One Mom’s Quest for the Perfect Bottle
I'm a proud breastfeeding, working mama.
Here's what this means: I get the ease of breastfeeding (perfect temperature milk on demand 24/7) two days a week and on the occasional holiday and the hassle of bottles (cleaning, measuring, warming, cleaning, cleaning, cleaning) the rest of the time, plus the extra burden of pumping at work (awkwardly explaining why you're late to a meeting, fear of someone opening the door to your pump room, lugging the pump around).
But like I said, I'm proud. I breastfed my first baby for a year exclusively when I figuratively kicked my breast pump to the curb–I wanted to literally kick it so, so bad, you guys–to start on whole milk. This time around, I've nursed my baby for three months and counting. I love breastfeeding, but I'm not going to lie, I hate cleaning bottles.
I've had experience with a variety of baby bottles with varying degrees of success. Whether you're a breastfeeding, working mama, a formula-feeding mama, or a mama who just wants a break now and then, here is a rundown on some of the top brands so you can find the best bottle to feed your hungry baby!
Breastflow bottles were the first bunch on our list before our first baby arrived. We did lots of research, as new parents often do, and liked everything The First Years (the company who manufactures the Breastflow bottles) had to say about it. According to the website, the Breastflow has a 2-in-1 nipple that feels as natural as breastfeeding, keeping the baby's tongue in the same position as during breastfeeding. Breastflow bottles are designed to help prevent colic, gas, and spit-up.

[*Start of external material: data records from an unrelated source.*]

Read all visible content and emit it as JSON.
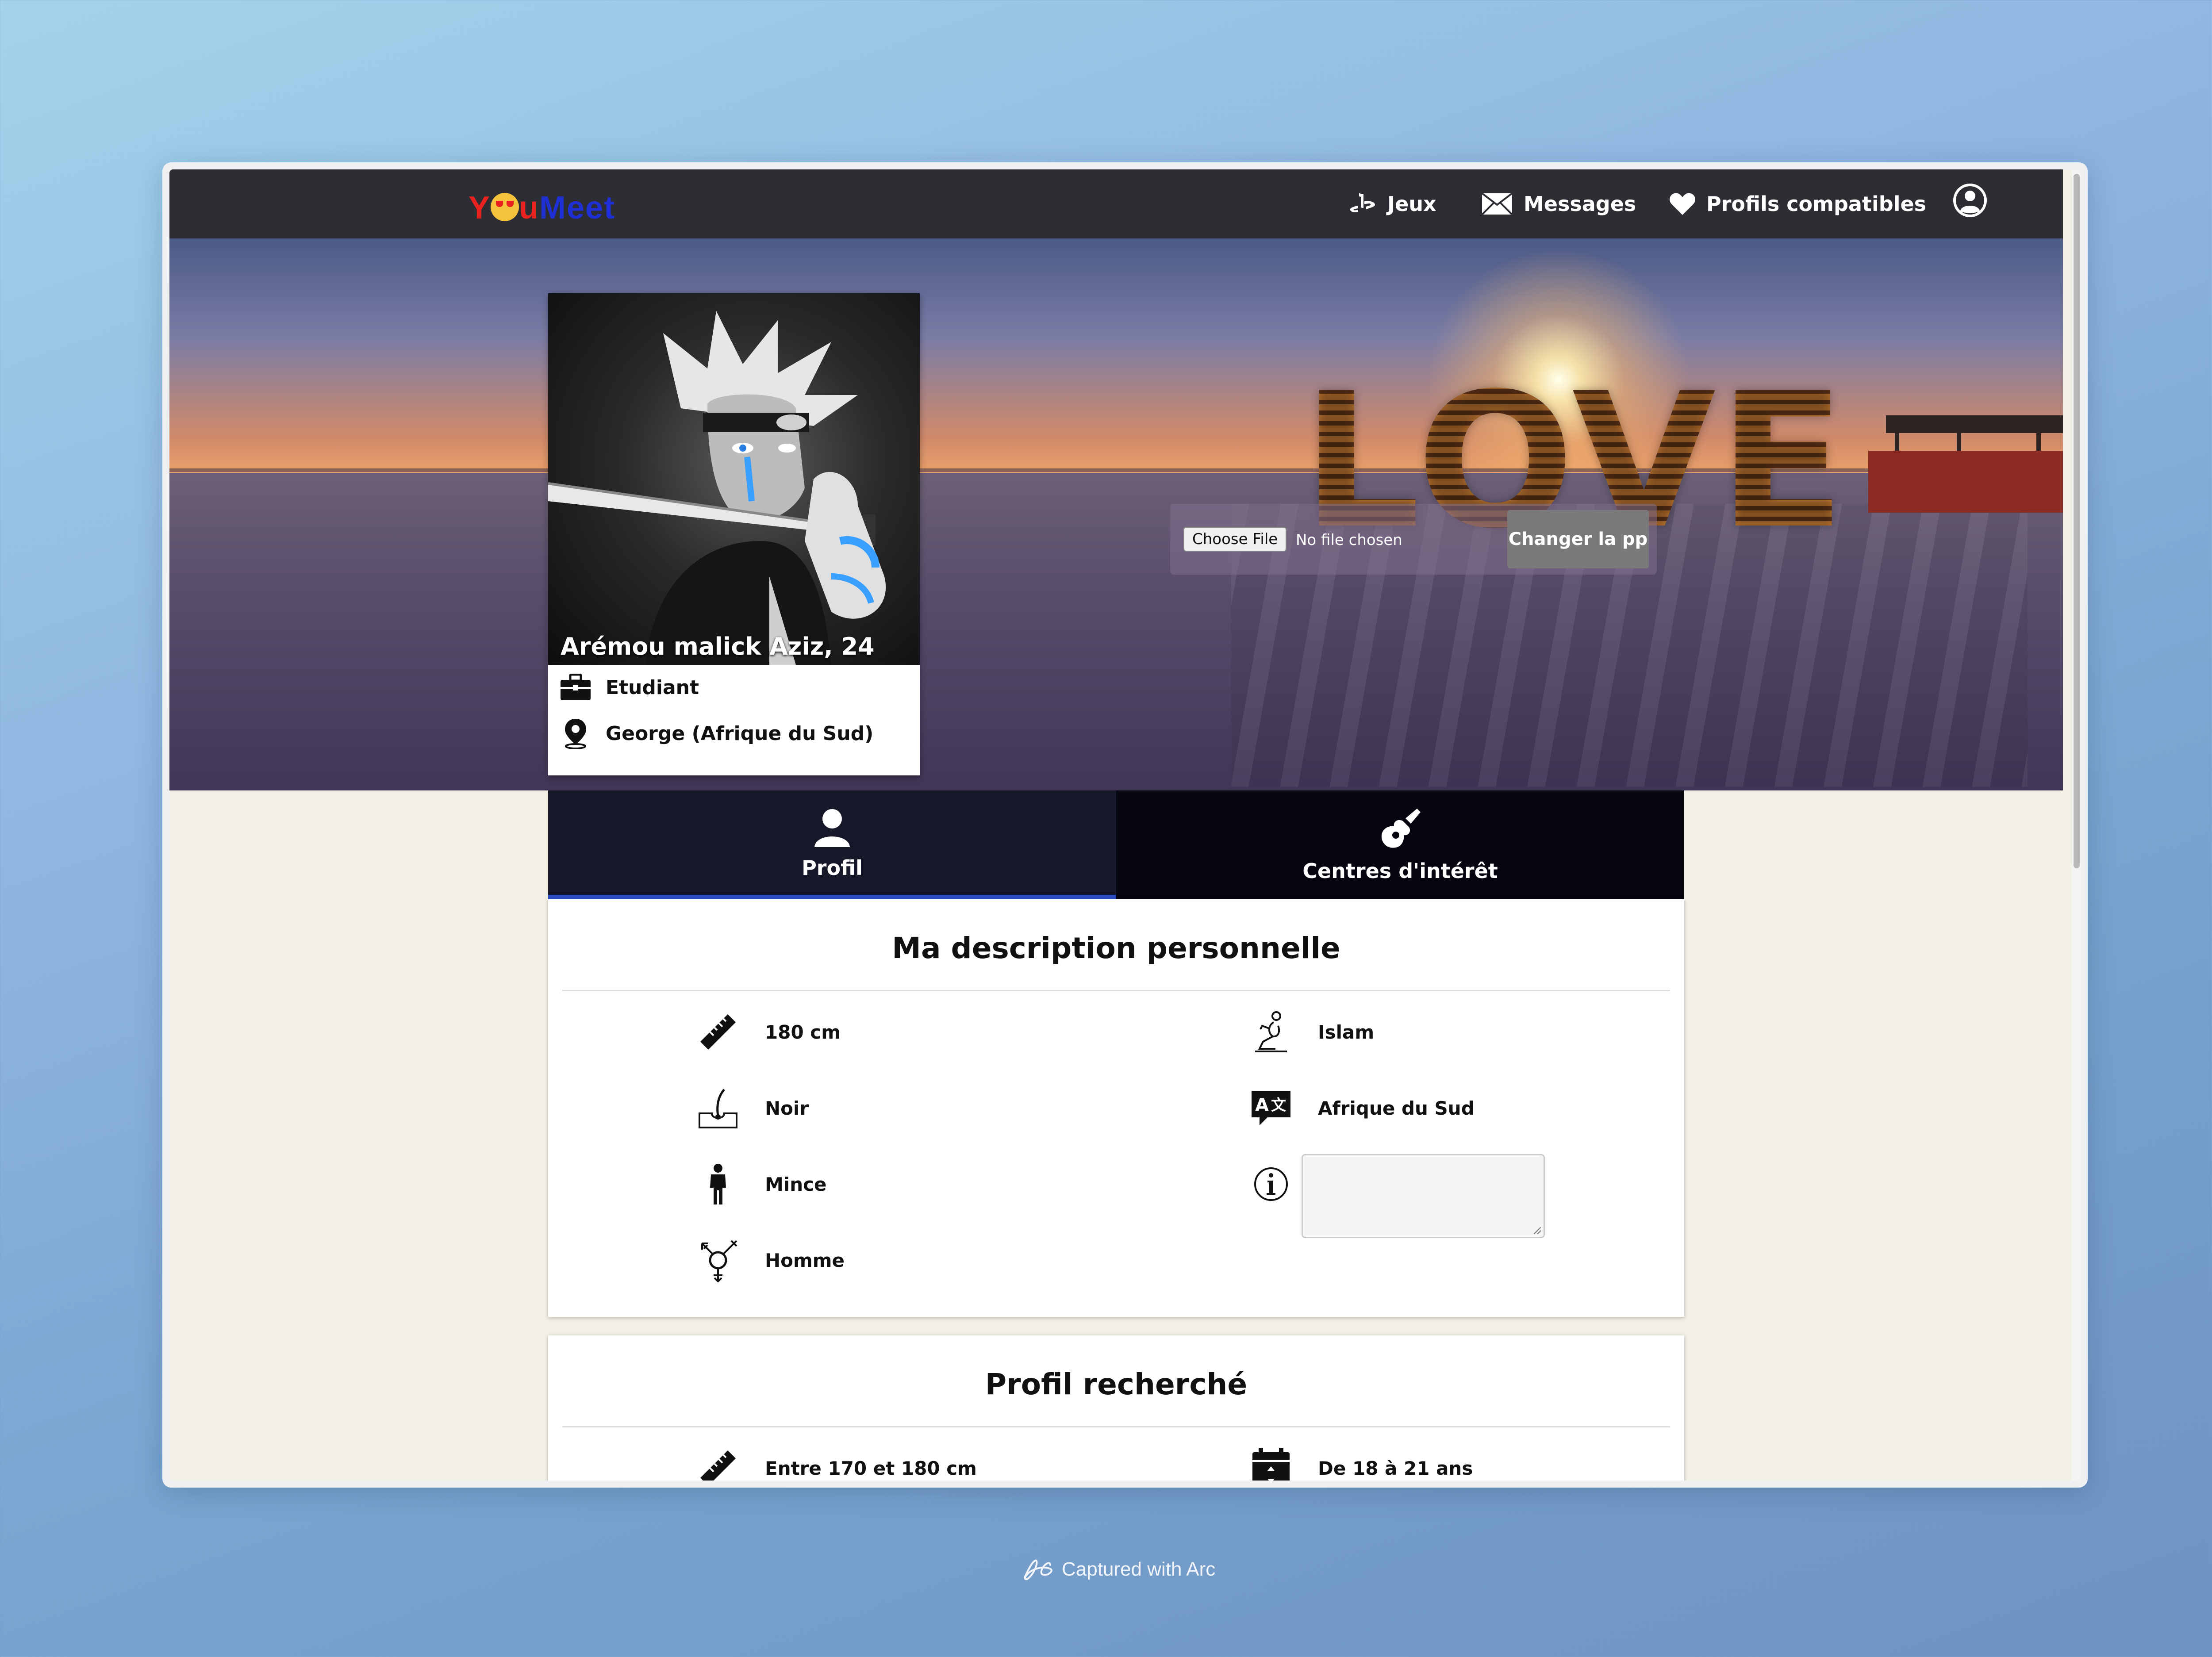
{
  "nav": {
    "logo": {
      "y": "Y",
      "u": "u",
      "meet": "Meet"
    },
    "items": [
      {
        "label": "Jeux",
        "icon": "gamepad-icon"
      },
      {
        "label": "Messages",
        "icon": "envelope-icon"
      },
      {
        "label": "Profils compatibles",
        "icon": "heart-icon"
      }
    ],
    "user_icon": "user-circle-icon"
  },
  "banner": {
    "love_text": "LOVE",
    "upload": {
      "choose_label": "Choose File",
      "no_file": "No file chosen",
      "change_label": "Changer la pp"
    }
  },
  "profile": {
    "name_age": "Arémou malick Aziz, 24",
    "occupation": "Etudiant",
    "location": "George (Afrique du Sud)"
  },
  "tabs": [
    {
      "label": "Profil",
      "icon": "person-icon",
      "active": true
    },
    {
      "label": "Centres d'intérêt",
      "icon": "guitar-icon",
      "active": false
    }
  ],
  "description": {
    "title": "Ma description personnelle",
    "left": [
      {
        "icon": "ruler-icon",
        "value": "180 cm"
      },
      {
        "icon": "hair-icon",
        "value": "Noir"
      },
      {
        "icon": "body-icon",
        "value": "Mince"
      },
      {
        "icon": "gender-icon",
        "value": "Homme"
      }
    ],
    "right": [
      {
        "icon": "prayer-icon",
        "value": "Islam"
      },
      {
        "icon": "language-icon",
        "value": "Afrique du Sud"
      },
      {
        "icon": "info-icon",
        "value": ""
      }
    ]
  },
  "search": {
    "title": "Profil recherché",
    "height": "Entre 170 et 180 cm",
    "age": "De 18 à 21 ans"
  },
  "footer": {
    "captured": "Captured with Arc"
  },
  "colors": {
    "navbar": "#2d2e34",
    "tab_active": "#16182a",
    "tab_inactive": "#04050f",
    "tab_accent": "#2c4cc0",
    "page_bg": "#f2f0e5"
  }
}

Pro: My son had trouble latching, so I was thankful for these bottles during the first few weeks of pumping and feeding. I can't say definitively that these bottles helped prevent him from becoming confused, but the transition from bottle back to breast was easy for him, and he never had trouble with our Breastflow bottles after I returned to work. He also rarely spit up and wasn't a gassy baby, which I attribute to the bottles.
Con: These bottles were a BEAST to clean. They have three parts: the outer nipple, the inner nipple, and the bottle. Every evening, I was hand-washing 12 teeny parts, and that doesn't include all the breast pump parts. For everyday use, Breastflow bottles aren't worth the hassle.
Tommee Tippee Closer to Nature
I'm not going to lie, we bought the Tommee Tippee Closer to Nature bottles for our daughter because they were pink. After the latch problems with my first, I wanted to have bottles on hand when she arrived. Although we packed away bottles from the first round, we apparently forgot to clean them thoroughly first, so they weren't in great shape. The pink caught my eye (naturally), but it turns out these bottles are pretty amazing.
Pros: The Tommee Tippee website says the Closer to Nature collection has “flex and stretch ripples” to mimic the natural flex and movement of mama's breast–a soft nipple to feel like skin and a “breast-like shape” to help encourage a good latch. So far, so good. My daughter has latched on (no pun intended) to these bottles very well. My daycare lady raves about how well my daughter drinks from her bottle, and I know the softness and pliability of the nipples contribute to this.
Another bonus for Tommee Tippee Closer to Nature bottles is the ease of cleaning. The wide bottle and nipple make them a breeze to scrub, so it's cut my cleaning time down considerably.
Cons: The only downside to the Tommee Tippee Closer to Nature bottles is that they are prone to leaking if the nipples aren't screwed on the right way. I've lost way too much precious breast milk because of leaky bottles! This is easily corrected by tightening the lid.
We bought a brand new, in-the-box Playtex VentAire bottles from a consignment sale after my son was born. Because they were rather basic (in other words, no bells, whistles, or “just like a breast” look and feel), we saved them for when our son was older. Surprisingly, they weren't half bad and served as a great transition bottle.
Pros: I loved how the bottle was designed to fit little hands. I wasn't a proponent of “bottle propping” when my son was super little, but as he grew, he wanted to hold his own bottle, and the VentAire was the right fit for his tiny fingers. Another bonus is that standard Playtex nipples fit, so you can switch from a slow-flow to a faster-flow nipple as your baby grows.
Cons: It all comes back to cleaning. Again, these bottles had a lot of individual parts to wash. The nipple, bottle, base, and cap could all be broken apart, and because milk could hide in the small crevices of the bottle, thorough cleaning was a must. I think it's clear at this point how much I enjoy cleaning bottles.
Finding the bottle that works for your baby and your lifestyle is important. Instead of buying in bulk, try a few different varieties to see what type of bottle your baby prefers.
What is your favorite type of baby bottle?Read More